The back issues were the big draw. For someone just starting out, they had plenty of copies of recent issues of most books, going back a year or two. For some reason, I remember the rack as being orange in color. Prices were usually a dollar, or $1.25, for recent back issues, which wasn’t bad considering the cover price on Marvel and DC comics at the time was 95 cents in Canada and 75 cents in the U.S. On the plus side, there was no sales tax in Alberta, so you didn’t have to allow for that calculation when trying to maximize the $10 bill in your pocket.
New comics were on racks around the perimeter on about three sides in all. These were multi-level racks, so there were, I think, three rows of comics on the top level, and the same on the lower level.

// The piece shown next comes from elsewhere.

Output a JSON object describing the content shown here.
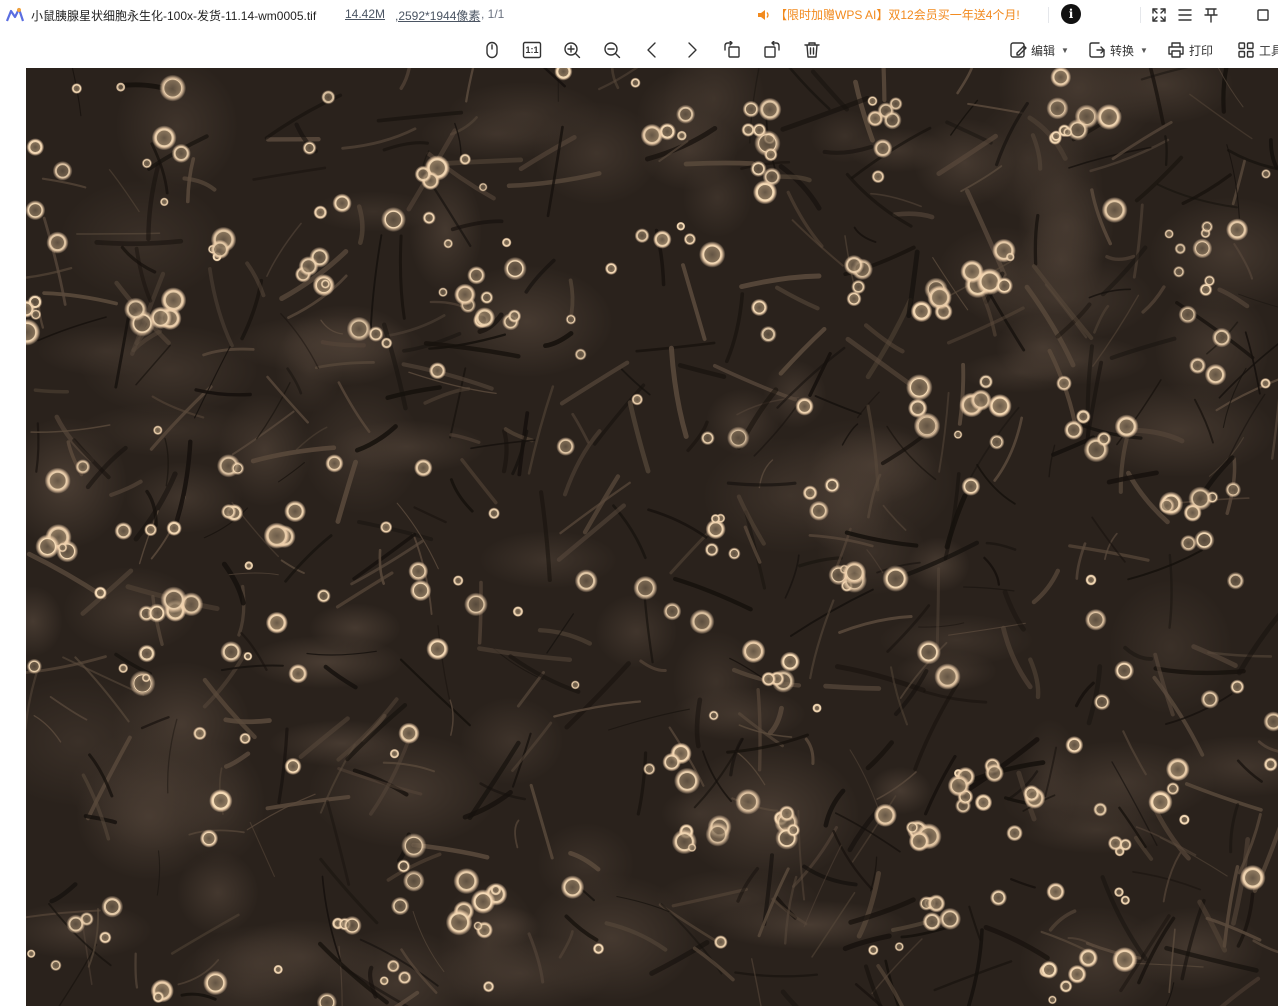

The fourth side had a small glass display case for more expensive comics, and a rack for larger items like the old Marvel Graphic Novel books.
I have strong memories of buying a number of comics there: Marvel Star Wars comics, early issues of Power Pack and Cloak and Dagger, as well as my first X-Men comics, which were issues #203, #204 and Annual #9. I also remember going in there the day Classic X-Men #1 came out in the spring of 1986, and also coming home that day with an Alpha Flight Annual #1 and X-Men #209. I also remember buying Marvel Age #36, with the David Mazzuchelli cover, and Power Pack #20 there around Christmas 1985.
In 1986, the shop was celebrating Marvel’s 25th anniversary by having a drawing for a copy of Fantastic Four #1. I remember seeing that book in the display case, blown away that it was selling for a whopping $100! I don’t remember what condition it was in. I entered, but did not win.
The last time I visited the shop, sometime in 1986, they had put a rack of discount back issues in the front lobby. (You came in the building’s front door into this small lobby, and opened the door on the right for Starbase 12 and the door on the left for whatever business was in that part of the building.)
I don’t know how long the store lasted, though I recall noting on a subsequent visit in 1988 or 1989 that it was no longer there.
But perhaps because it was the first really well-stocked comic shop I frequented, it set the bar for the many shops I would frequent in the future.